Copy every record exactly.
*** Block opens ***
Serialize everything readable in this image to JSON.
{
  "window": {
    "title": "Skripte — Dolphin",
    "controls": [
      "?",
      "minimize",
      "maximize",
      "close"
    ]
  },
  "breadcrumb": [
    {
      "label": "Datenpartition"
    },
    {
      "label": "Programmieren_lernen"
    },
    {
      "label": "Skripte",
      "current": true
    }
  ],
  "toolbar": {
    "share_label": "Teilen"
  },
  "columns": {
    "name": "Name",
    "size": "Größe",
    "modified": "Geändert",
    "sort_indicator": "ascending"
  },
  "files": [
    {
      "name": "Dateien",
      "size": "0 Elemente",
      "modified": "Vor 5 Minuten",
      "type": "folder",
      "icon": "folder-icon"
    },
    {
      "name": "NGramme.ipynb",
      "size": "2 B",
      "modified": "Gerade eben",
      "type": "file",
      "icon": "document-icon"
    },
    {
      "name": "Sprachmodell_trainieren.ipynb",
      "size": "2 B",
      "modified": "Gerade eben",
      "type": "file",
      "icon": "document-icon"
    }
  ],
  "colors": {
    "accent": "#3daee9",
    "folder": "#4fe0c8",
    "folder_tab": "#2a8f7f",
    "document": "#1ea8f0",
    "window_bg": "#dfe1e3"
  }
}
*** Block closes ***
- _COMPLETED TASK_:
Serialize everything readable in this image to JSON.
{
  "window": {
    "title": "Skripte — Dolphin",
    "controls": [
      "?",
      "minimize",
      "maximize",
      "close"
    ]
  },
  "breadcrumb": [
    {
      "label": "Datenpartition"
    },
    {
      "label": "Programmieren_lernen"
    },
    {
      "label": "Skripte",
      "current": true
    }
  ],
  "toolbar": {
    "share_label": "Teilen"
  },
  "columns": {
    "name": "Name",
    "size": "Größe",
    "modified": "Geändert",
    "sort_indicator": "ascending"
  },
  "files": [
    {
      "name": "Dateien",
      "size": "0 Elemente",
      "modified": "Vor 5 Minuten",
      "type": "folder",
      "icon": "folder-icon"
    },
    {
      "name": "NGramme.ipynb",
      "size": "2 B",
      "modified": "Gerade eben",
      "type": "file",
      "icon": "document-icon"
    },
    {
      "name": "Sprachmodell_trainieren.ipynb",
      "size": "2 B",
      "modified": "Gerade eben",
      "type": "file",
      "icon": "document-icon"
    }
  ],
  "colors": {
    "accent": "#3daee9",
    "folder": "#4fe0c8",
    "folder_tab": "#2a8f7f",
    "document": "#1ea8f0",
    "window_bg": "#dfe1e3"
  }
}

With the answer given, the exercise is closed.